Social Enterprise Business Plan Template Case Study Writer Description
As a start-up you will find that funders, investors and stakeholders will request to see your business plan.Once you have your plan on paper it will be quick for you to pull together the information requested by funders or investors.Nonprofits have clear social missions and are not profit-driven.They have to meet specific legal requirements for their organizational structure, and demonstrate the transparency of their funding.

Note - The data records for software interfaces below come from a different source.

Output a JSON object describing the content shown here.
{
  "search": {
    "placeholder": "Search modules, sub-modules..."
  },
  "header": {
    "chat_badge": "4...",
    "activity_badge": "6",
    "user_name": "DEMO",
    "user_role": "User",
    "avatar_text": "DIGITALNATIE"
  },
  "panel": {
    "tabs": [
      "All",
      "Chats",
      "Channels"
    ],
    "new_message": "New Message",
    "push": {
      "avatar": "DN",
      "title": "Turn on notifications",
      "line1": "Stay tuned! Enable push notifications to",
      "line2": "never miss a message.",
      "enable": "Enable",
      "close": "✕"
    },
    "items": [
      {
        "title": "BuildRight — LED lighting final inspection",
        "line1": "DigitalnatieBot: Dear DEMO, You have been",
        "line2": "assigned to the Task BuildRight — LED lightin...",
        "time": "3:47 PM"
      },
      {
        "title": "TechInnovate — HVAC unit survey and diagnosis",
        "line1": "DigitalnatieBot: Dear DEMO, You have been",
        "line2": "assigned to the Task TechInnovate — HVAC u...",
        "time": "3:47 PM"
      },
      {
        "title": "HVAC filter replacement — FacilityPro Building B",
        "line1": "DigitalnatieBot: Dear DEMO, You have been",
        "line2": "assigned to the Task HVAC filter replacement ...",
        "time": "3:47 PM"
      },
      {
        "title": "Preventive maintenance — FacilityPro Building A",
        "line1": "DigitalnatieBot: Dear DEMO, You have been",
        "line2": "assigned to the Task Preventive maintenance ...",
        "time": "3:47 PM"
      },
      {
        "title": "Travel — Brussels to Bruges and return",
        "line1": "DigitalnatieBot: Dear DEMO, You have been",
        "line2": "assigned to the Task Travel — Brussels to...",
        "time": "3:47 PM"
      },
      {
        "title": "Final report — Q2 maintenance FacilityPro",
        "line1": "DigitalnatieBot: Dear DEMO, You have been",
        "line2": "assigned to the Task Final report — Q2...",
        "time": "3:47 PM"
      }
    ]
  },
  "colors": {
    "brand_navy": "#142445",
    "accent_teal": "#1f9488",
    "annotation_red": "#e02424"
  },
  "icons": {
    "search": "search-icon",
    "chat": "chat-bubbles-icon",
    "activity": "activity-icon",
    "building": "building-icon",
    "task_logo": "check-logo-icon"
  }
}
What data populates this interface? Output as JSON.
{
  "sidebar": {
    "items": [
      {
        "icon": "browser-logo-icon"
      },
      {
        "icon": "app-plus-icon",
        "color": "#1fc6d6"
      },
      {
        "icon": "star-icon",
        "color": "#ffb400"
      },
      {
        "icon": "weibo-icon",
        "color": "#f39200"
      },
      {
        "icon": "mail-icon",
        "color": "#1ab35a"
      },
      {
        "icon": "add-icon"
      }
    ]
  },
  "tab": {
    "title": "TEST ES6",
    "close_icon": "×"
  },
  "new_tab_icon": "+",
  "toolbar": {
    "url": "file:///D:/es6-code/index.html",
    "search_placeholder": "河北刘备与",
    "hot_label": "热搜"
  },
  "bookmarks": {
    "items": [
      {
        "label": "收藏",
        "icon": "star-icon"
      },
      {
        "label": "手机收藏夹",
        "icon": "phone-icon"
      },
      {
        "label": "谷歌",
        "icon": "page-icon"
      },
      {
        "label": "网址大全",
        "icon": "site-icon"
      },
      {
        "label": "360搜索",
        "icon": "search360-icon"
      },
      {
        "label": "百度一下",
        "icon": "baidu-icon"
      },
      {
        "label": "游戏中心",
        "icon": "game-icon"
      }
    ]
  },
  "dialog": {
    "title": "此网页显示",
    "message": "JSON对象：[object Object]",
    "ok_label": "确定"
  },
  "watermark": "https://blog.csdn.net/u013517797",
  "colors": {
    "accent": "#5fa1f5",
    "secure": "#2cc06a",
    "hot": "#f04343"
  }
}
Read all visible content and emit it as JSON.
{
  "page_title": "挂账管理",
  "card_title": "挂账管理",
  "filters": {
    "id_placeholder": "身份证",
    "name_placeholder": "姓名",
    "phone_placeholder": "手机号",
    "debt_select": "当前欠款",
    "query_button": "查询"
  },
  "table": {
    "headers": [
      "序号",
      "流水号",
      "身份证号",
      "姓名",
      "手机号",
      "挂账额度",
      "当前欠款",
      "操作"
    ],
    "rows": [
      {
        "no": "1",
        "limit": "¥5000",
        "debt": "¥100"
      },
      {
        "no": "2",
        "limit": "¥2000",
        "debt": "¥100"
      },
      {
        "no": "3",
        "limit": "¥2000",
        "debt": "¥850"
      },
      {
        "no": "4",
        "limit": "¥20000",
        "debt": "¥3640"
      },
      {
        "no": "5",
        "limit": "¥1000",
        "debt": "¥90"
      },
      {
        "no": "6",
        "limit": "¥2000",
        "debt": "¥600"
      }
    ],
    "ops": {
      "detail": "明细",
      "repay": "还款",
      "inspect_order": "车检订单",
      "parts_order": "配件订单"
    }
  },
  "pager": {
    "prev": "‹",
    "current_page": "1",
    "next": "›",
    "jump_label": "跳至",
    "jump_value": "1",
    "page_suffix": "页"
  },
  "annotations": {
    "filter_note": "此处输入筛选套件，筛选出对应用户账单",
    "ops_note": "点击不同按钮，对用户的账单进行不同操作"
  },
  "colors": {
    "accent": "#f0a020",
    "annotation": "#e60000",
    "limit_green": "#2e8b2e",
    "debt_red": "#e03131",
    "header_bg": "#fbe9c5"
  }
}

Some business leaders make the argument that any good business can be a social enterprise.Writing a business plan may seem daunting, but you’ll probably find that writing down your idea will bring clarity and focus to what you are looking to achieve as a social entrepreneur.Your business plan should demonstrate that your idea is well thought through and sustainable in the long-term.You can view the steps of the certification process here.Certification as a B Corp is available globally, and there are currently certified B corps in 34 countries worldwide.Of course, there are also ways to form both a for-profit and a nonprofit arm of the same venture.In terms of legal structure, social enterprises have many options.L3Cs were first formed in 2008, and are currently only legal in Illinois, Kansas, Louisiana, Maine, Michigan, North Dakota, Rhode Island, Utah, Vermont, and Wyoming, as well as the federal jurisdictions of the Crow Indian Nation of Montana, and the Oglala Sioux Tribe.B corps are corporations that are for-profit, but go through a certification process administered by the independent third party nonprofit B Lab, to be able to publicly demonstrate that their business is focused on a social mission.According to the Harvard Business Review, in most U. states for-profit companies can accept donations and nonprofit companies earn revenue, which dispels the myths that a nonprofit can’t make money, or a for-profit venture would miss out on donations. Overall, the consensus among the experts is that the structure of the social enterprise should be decided by what will best serve the organization, facilitate its charitable mission, and, of course, keep it sustainable.They also note that after the 2007 recession—when things looked grim for the U. “Our best chance to make the world better is to agree that the choice among corporate structures should be made entirely in service of social impact,” says Rich Leimsider, the Vice President of Fellowship Programs at Echoing Green, a nonprofit that invests with social entrepreneurs.